## Supplied data
···

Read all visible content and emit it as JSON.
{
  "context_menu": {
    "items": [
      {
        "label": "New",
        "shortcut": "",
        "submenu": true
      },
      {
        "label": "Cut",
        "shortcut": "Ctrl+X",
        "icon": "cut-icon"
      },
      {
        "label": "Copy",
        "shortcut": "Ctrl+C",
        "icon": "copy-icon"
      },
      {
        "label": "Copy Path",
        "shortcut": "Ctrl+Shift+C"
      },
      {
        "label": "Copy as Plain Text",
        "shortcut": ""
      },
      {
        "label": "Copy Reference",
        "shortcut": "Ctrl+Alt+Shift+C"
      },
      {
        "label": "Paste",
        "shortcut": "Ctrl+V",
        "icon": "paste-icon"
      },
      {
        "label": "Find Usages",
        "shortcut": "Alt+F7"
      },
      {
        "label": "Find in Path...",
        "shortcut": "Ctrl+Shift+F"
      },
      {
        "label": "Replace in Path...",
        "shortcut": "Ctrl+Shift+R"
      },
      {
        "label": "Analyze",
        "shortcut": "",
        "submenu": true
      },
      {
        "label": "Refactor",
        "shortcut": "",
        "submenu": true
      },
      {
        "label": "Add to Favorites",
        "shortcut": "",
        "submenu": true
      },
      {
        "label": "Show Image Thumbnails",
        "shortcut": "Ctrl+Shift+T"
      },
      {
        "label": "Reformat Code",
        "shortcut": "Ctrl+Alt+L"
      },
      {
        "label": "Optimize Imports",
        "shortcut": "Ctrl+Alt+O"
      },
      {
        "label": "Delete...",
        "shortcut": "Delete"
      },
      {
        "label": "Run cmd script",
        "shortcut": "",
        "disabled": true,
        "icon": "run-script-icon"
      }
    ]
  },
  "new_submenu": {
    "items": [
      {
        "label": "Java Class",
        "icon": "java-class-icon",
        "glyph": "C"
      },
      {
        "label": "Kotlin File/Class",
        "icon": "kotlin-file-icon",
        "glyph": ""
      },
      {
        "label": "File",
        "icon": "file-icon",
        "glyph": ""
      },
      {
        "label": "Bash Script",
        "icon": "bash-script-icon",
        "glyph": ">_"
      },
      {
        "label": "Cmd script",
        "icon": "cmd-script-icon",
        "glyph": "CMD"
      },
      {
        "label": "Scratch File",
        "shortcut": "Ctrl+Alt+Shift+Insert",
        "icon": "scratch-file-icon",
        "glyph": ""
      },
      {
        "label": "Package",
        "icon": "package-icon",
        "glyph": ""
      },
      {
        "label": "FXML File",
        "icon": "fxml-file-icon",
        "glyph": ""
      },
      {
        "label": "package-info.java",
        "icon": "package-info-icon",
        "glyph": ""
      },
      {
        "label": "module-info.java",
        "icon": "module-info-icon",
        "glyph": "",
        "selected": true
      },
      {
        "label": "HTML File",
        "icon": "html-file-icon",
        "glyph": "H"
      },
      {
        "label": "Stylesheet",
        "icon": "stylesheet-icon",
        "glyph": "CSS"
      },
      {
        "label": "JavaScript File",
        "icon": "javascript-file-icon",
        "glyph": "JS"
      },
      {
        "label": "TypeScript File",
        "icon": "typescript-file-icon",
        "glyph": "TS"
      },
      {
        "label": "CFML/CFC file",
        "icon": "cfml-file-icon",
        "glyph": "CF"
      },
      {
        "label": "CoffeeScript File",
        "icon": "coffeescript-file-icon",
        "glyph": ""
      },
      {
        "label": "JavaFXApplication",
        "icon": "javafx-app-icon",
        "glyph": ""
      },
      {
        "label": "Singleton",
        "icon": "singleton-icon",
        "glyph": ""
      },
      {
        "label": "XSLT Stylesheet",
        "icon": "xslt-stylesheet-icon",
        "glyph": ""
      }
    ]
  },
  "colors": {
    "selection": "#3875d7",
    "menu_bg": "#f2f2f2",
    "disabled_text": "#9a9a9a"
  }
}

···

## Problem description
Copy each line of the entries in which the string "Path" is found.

## Written solution
        "label": "Copy Path",
        "label": "Find in Path...",
        "label": "Replace in Path...",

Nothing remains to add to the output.